| What you should do |
An exact copy of all the data is needed, with every picture left out.

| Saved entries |
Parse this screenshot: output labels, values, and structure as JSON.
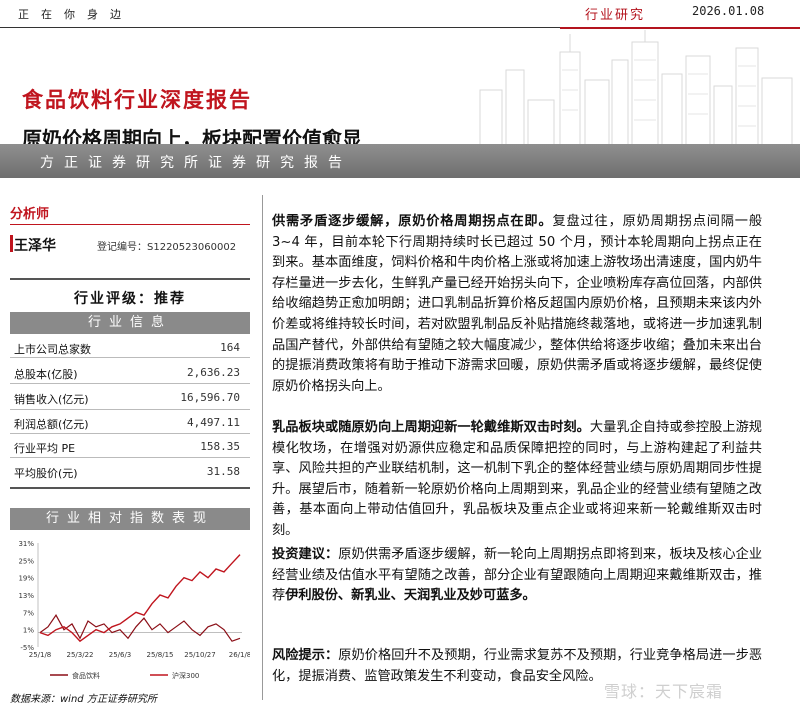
{
  "header": {
    "slogan": "正在你身边",
    "tag": "行业研究",
    "date": "2026.01.08"
  },
  "banner": {
    "title": "食品饮料行业深度报告",
    "subtitle": "原奶价格周期向上，板块配置价值愈显",
    "strip": "方正证券研究所证券研究报告"
  },
  "analyst": {
    "heading": "分析师",
    "name": "王泽华",
    "reg": "登记编号：S1220523060002"
  },
  "rating": "行业评级：推荐",
  "info": {
    "heading": "行业信息",
    "rows": [
      {
        "k": "上市公司总家数",
        "v": "164"
      },
      {
        "k": "总股本(亿股)",
        "v": "2,636.23"
      },
      {
        "k": "销售收入(亿元)",
        "v": "16,596.70"
      },
      {
        "k": "利润总额(亿元)",
        "v": "4,497.11"
      },
      {
        "k": "行业平均 PE",
        "v": "158.35"
      },
      {
        "k": "平均股价(元)",
        "v": "31.58"
      }
    ]
  },
  "chart_heading": "行业相对指数表现",
  "chart_data": {
    "type": "line",
    "x": [
      "25/1/8",
      "25/3/22",
      "25/6/3",
      "25/8/15",
      "25/10/27",
      "26/1/8"
    ],
    "ylim": [
      -5,
      31
    ],
    "yticks": [
      "31%",
      "25%",
      "19%",
      "13%",
      "7%",
      "1%",
      "-5%"
    ],
    "series": [
      {
        "name": "食品饮料",
        "color": "#b4141e",
        "values": [
          0,
          2,
          6,
          1,
          3,
          -2,
          4,
          2,
          3,
          0,
          1,
          -2,
          2,
          5,
          1,
          3,
          0,
          2,
          4,
          1,
          -1,
          2,
          3,
          1,
          -3,
          -2
        ]
      },
      {
        "name": "沪深300",
        "color": "#c0151e",
        "values": [
          0,
          -1,
          1,
          2,
          0,
          -3,
          -1,
          1,
          0,
          2,
          3,
          5,
          7,
          6,
          10,
          13,
          12,
          16,
          19,
          18,
          21,
          19,
          22,
          21,
          24,
          27
        ]
      }
    ]
  },
  "source": "数据来源：wind 方正证券研究所",
  "paragraphs": [
    {
      "bold": "供需矛盾逐步缓解，原奶价格周期拐点在即。",
      "text": "复盘过往，原奶周期拐点间隔一般 3~4 年，目前本轮下行周期持续时长已超过 50 个月，预计本轮周期向上拐点正在到来。基本面维度，饲料价格和牛肉价格上涨或将加速上游牧场出清速度，国内奶牛存栏量进一步去化，生鲜乳产量已经开始拐头向下，企业喷粉库存高位回落，内部供给收缩趋势正愈加明朗；进口乳制品折算价格反超国内原奶价格，且预期未来该内外价差或将维持较长时间，若对欧盟乳制品反补贴措施终裁落地，或将进一步加速乳制品国产替代，外部供给有望随之较大幅度减少，整体供给将逐步收缩；叠加未来出台的提振消费政策将有助于推动下游需求回暖，原奶供需矛盾或将逐步缓解，最终促使原奶价格拐头向上。"
    },
    {
      "bold": "乳品板块或随原奶向上周期迎新一轮戴维斯双击时刻。",
      "text": "大量乳企自持或参控股上游规模化牧场，在增强对奶源供应稳定和品质保障把控的同时，与上游构建起了利益共享、风险共担的产业联结机制，这一机制下乳企的整体经营业绩与原奶周期同步性提升。展望后市，随着新一轮原奶价格向上周期到来，乳品企业的经营业绩有望随之改善，基本面向上带动估值回升，乳品板块及重点企业或将迎来新一轮戴维斯双击时刻。"
    },
    {
      "bold": "投资建议：",
      "text": "原奶供需矛盾逐步缓解，新一轮向上周期拐点即将到来，板块及核心企业经营业绩及估值水平有望随之改善，部分企业有望跟随向上周期迎来戴维斯双击，推荐",
      "bold2": "伊利股份、新乳业、天润乳业及妙可蓝多。"
    },
    {
      "bold": "风险提示：",
      "text": "原奶价格回升不及预期，行业需求复苏不及预期，行业竞争格局进一步恶化，提振消费、监管政策发生不利变动，食品安全风险。"
    }
  ],
  "watermark": "雪球：天下宸霜"
}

| Response area |
Parse this screenshot: output labels, values, and structure as JSON.
{
  "header": {
    "slogan": "正在你身边",
    "tag": "行业研究",
    "date": "2026.01.08"
  },
  "banner": {
    "title": "食品饮料行业深度报告",
    "subtitle": "原奶价格周期向上，板块配置价值愈显",
    "strip": "方正证券研究所证券研究报告"
  },
  "analyst": {
    "heading": "分析师",
    "name": "王泽华",
    "reg": "登记编号：S1220523060002"
  },
  "rating": "行业评级：推荐",
  "info": {
    "heading": "行业信息",
    "rows": [
      {
        "k": "上市公司总家数",
        "v": "164"
      },
      {
        "k": "总股本(亿股)",
        "v": "2,636.23"
      },
      {
        "k": "销售收入(亿元)",
        "v": "16,596.70"
      },
      {
        "k": "利润总额(亿元)",
        "v": "4,497.11"
      },
      {
        "k": "行业平均 PE",
        "v": "158.35"
      },
      {
        "k": "平均股价(元)",
        "v": "31.58"
      }
    ]
  },
  "chart_heading": "行业相对指数表现",
  "chart_data": {
    "type": "line",
    "x": [
      "25/1/8",
      "25/3/22",
      "25/6/3",
      "25/8/15",
      "25/10/27",
      "26/1/8"
    ],
    "ylim": [
      -5,
      31
    ],
    "yticks": [
      "31%",
      "25%",
      "19%",
      "13%",
      "7%",
      "1%",
      "-5%"
    ],
    "series": [
      {
        "name": "食品饮料",
        "color": "#b4141e",
        "values": [
          0,
          2,
          6,
          1,
          3,
          -2,
          4,
          2,
          3,
          0,
          1,
          -2,
          2,
          5,
          1,
          3,
          0,
          2,
          4,
          1,
          -1,
          2,
          3,
          1,
          -3,
          -2
        ]
      },
      {
        "name": "沪深300",
        "color": "#c0151e",
        "values": [
          0,
          -1,
          1,
          2,
          0,
          -3,
          -1,
          1,
          0,
          2,
          3,
          5,
          7,
          6,
          10,
          13,
          12,
          16,
          19,
          18,
          21,
          19,
          22,
          21,
          24,
          27
        ]
      }
    ]
  },
  "source": "数据来源：wind 方正证券研究所",
  "paragraphs": [
    {
      "bold": "供需矛盾逐步缓解，原奶价格周期拐点在即。",
      "text": "复盘过往，原奶周期拐点间隔一般 3~4 年，目前本轮下行周期持续时长已超过 50 个月，预计本轮周期向上拐点正在到来。基本面维度，饲料价格和牛肉价格上涨或将加速上游牧场出清速度，国内奶牛存栏量进一步去化，生鲜乳产量已经开始拐头向下，企业喷粉库存高位回落，内部供给收缩趋势正愈加明朗；进口乳制品折算价格反超国内原奶价格，且预期未来该内外价差或将维持较长时间，若对欧盟乳制品反补贴措施终裁落地，或将进一步加速乳制品国产替代，外部供给有望随之较大幅度减少，整体供给将逐步收缩；叠加未来出台的提振消费政策将有助于推动下游需求回暖，原奶供需矛盾或将逐步缓解，最终促使原奶价格拐头向上。"
    },
    {
      "bold": "乳品板块或随原奶向上周期迎新一轮戴维斯双击时刻。",
      "text": "大量乳企自持或参控股上游规模化牧场，在增强对奶源供应稳定和品质保障把控的同时，与上游构建起了利益共享、风险共担的产业联结机制，这一机制下乳企的整体经营业绩与原奶周期同步性提升。展望后市，随着新一轮原奶价格向上周期到来，乳品企业的经营业绩有望随之改善，基本面向上带动估值回升，乳品板块及重点企业或将迎来新一轮戴维斯双击时刻。"
    },
    {
      "bold": "投资建议：",
      "text": "原奶供需矛盾逐步缓解，新一轮向上周期拐点即将到来，板块及核心企业经营业绩及估值水平有望随之改善，部分企业有望跟随向上周期迎来戴维斯双击，推荐",
      "bold2": "伊利股份、新乳业、天润乳业及妙可蓝多。"
    },
    {
      "bold": "风险提示：",
      "text": "原奶价格回升不及预期，行业需求复苏不及预期，行业竞争格局进一步恶化，提振消费、监管政策发生不利变动，食品安全风险。"
    }
  ],
  "watermark": "雪球：天下宸霜"
}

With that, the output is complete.